» Records supplied:
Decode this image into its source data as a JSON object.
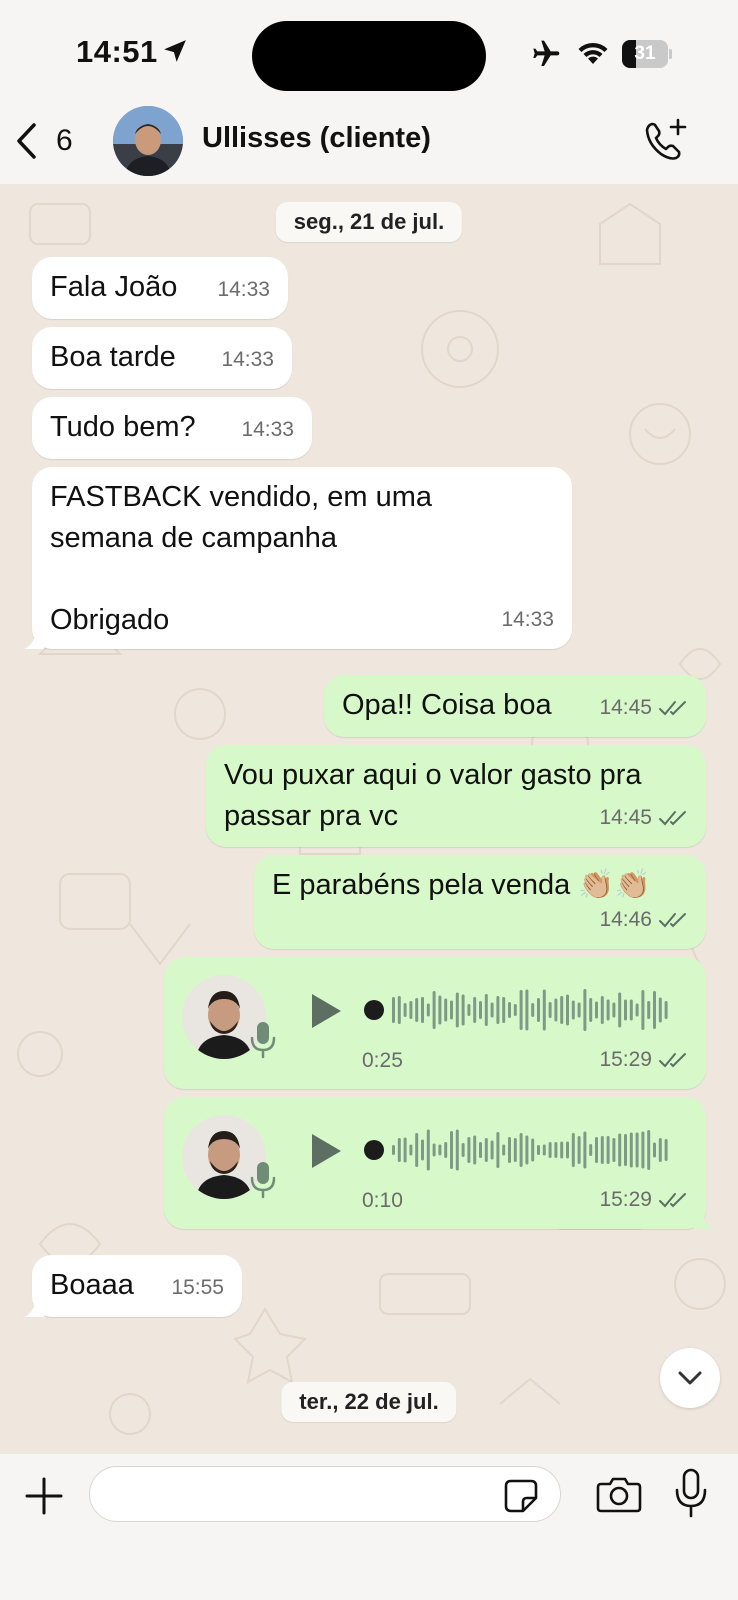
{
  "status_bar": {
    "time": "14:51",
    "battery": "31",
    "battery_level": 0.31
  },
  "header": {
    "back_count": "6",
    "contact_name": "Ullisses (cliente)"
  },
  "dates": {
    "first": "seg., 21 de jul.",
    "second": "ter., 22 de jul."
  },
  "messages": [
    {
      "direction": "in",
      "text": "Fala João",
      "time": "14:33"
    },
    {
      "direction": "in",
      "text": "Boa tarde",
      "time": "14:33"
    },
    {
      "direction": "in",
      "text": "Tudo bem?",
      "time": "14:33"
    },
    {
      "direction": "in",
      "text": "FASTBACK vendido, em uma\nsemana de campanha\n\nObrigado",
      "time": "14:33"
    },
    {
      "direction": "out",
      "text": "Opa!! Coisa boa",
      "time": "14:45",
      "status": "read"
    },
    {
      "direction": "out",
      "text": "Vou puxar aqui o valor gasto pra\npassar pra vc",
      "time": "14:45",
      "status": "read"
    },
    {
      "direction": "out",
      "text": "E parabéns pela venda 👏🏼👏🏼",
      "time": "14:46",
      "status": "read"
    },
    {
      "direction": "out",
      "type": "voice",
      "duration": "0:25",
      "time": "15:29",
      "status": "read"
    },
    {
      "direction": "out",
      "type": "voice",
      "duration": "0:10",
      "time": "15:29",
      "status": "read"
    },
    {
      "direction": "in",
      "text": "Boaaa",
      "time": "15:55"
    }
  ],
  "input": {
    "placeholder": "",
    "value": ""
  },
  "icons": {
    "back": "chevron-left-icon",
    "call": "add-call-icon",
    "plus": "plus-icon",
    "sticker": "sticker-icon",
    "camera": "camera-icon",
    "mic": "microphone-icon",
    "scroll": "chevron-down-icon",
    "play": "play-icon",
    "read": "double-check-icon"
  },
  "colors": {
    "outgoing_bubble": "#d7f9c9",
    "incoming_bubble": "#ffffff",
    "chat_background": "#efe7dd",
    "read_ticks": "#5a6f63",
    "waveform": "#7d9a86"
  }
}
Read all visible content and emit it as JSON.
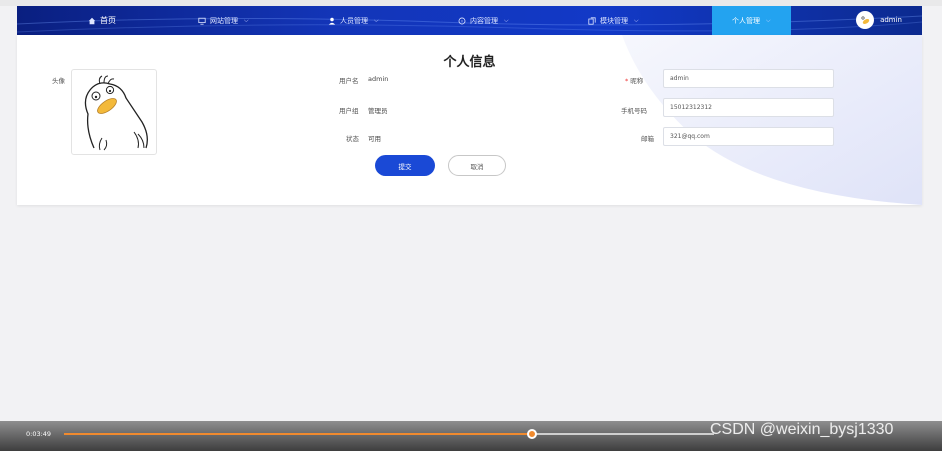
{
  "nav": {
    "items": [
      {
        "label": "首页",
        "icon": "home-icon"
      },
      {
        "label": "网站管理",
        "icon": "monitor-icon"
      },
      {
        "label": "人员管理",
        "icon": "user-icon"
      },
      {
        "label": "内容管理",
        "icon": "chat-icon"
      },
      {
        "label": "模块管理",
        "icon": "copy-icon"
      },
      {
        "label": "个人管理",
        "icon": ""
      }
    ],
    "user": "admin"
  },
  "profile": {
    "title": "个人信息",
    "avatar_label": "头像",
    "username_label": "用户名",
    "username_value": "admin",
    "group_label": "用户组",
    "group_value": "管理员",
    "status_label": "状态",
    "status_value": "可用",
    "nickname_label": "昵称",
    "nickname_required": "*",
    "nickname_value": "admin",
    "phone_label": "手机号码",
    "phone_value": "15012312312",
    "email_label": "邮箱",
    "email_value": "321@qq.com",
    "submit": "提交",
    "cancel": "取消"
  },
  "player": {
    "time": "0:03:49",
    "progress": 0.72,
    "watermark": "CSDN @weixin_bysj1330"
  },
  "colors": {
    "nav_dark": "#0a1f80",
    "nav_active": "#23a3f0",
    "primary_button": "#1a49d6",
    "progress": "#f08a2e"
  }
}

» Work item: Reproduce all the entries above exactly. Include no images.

» Answer space:
Decode this image into its source data as a JSON object.
{
  "status_bar": {
    "time": "14:51",
    "battery": "31",
    "battery_level": 0.31
  },
  "header": {
    "back_count": "6",
    "contact_name": "Ullisses (cliente)"
  },
  "dates": {
    "first": "seg., 21 de jul.",
    "second": "ter., 22 de jul."
  },
  "messages": [
    {
      "direction": "in",
      "text": "Fala João",
      "time": "14:33"
    },
    {
      "direction": "in",
      "text": "Boa tarde",
      "time": "14:33"
    },
    {
      "direction": "in",
      "text": "Tudo bem?",
      "time": "14:33"
    },
    {
      "direction": "in",
      "text": "FASTBACK vendido, em uma\nsemana de campanha\n\nObrigado",
      "time": "14:33"
    },
    {
      "direction": "out",
      "text": "Opa!! Coisa boa",
      "time": "14:45",
      "status": "read"
    },
    {
      "direction": "out",
      "text": "Vou puxar aqui o valor gasto pra\npassar pra vc",
      "time": "14:45",
      "status": "read"
    },
    {
      "direction": "out",
      "text": "E parabéns pela venda 👏🏼👏🏼",
      "time": "14:46",
      "status": "read"
    },
    {
      "direction": "out",
      "type": "voice",
      "duration": "0:25",
      "time": "15:29",
      "status": "read"
    },
    {
      "direction": "out",
      "type": "voice",
      "duration": "0:10",
      "time": "15:29",
      "status": "read"
    },
    {
      "direction": "in",
      "text": "Boaaa",
      "time": "15:55"
    }
  ],
  "input": {
    "placeholder": "",
    "value": ""
  },
  "icons": {
    "back": "chevron-left-icon",
    "call": "add-call-icon",
    "plus": "plus-icon",
    "sticker": "sticker-icon",
    "camera": "camera-icon",
    "mic": "microphone-icon",
    "scroll": "chevron-down-icon",
    "play": "play-icon",
    "read": "double-check-icon"
  },
  "colors": {
    "outgoing_bubble": "#d7f9c9",
    "incoming_bubble": "#ffffff",
    "chat_background": "#efe7dd",
    "read_ticks": "#5a6f63",
    "waveform": "#7d9a86"
  }
}
Read all visible content and emit it as JSON.
{
  "nav": {
    "items": [
      {
        "label": "首页",
        "icon": "home-icon"
      },
      {
        "label": "网站管理",
        "icon": "monitor-icon"
      },
      {
        "label": "人员管理",
        "icon": "user-icon"
      },
      {
        "label": "内容管理",
        "icon": "chat-icon"
      },
      {
        "label": "模块管理",
        "icon": "copy-icon"
      },
      {
        "label": "个人管理",
        "icon": ""
      }
    ],
    "user": "admin"
  },
  "profile": {
    "title": "个人信息",
    "avatar_label": "头像",
    "username_label": "用户名",
    "username_value": "admin",
    "group_label": "用户组",
    "group_value": "管理员",
    "status_label": "状态",
    "status_value": "可用",
    "nickname_label": "昵称",
    "nickname_required": "*",
    "nickname_value": "admin",
    "phone_label": "手机号码",
    "phone_value": "15012312312",
    "email_label": "邮箱",
    "email_value": "321@qq.com",
    "submit": "提交",
    "cancel": "取消"
  },
  "player": {
    "time": "0:03:49",
    "progress": 0.72,
    "watermark": "CSDN @weixin_bysj1330"
  },
  "colors": {
    "nav_dark": "#0a1f80",
    "nav_active": "#23a3f0",
    "primary_button": "#1a49d6",
    "progress": "#f08a2e"
  }
}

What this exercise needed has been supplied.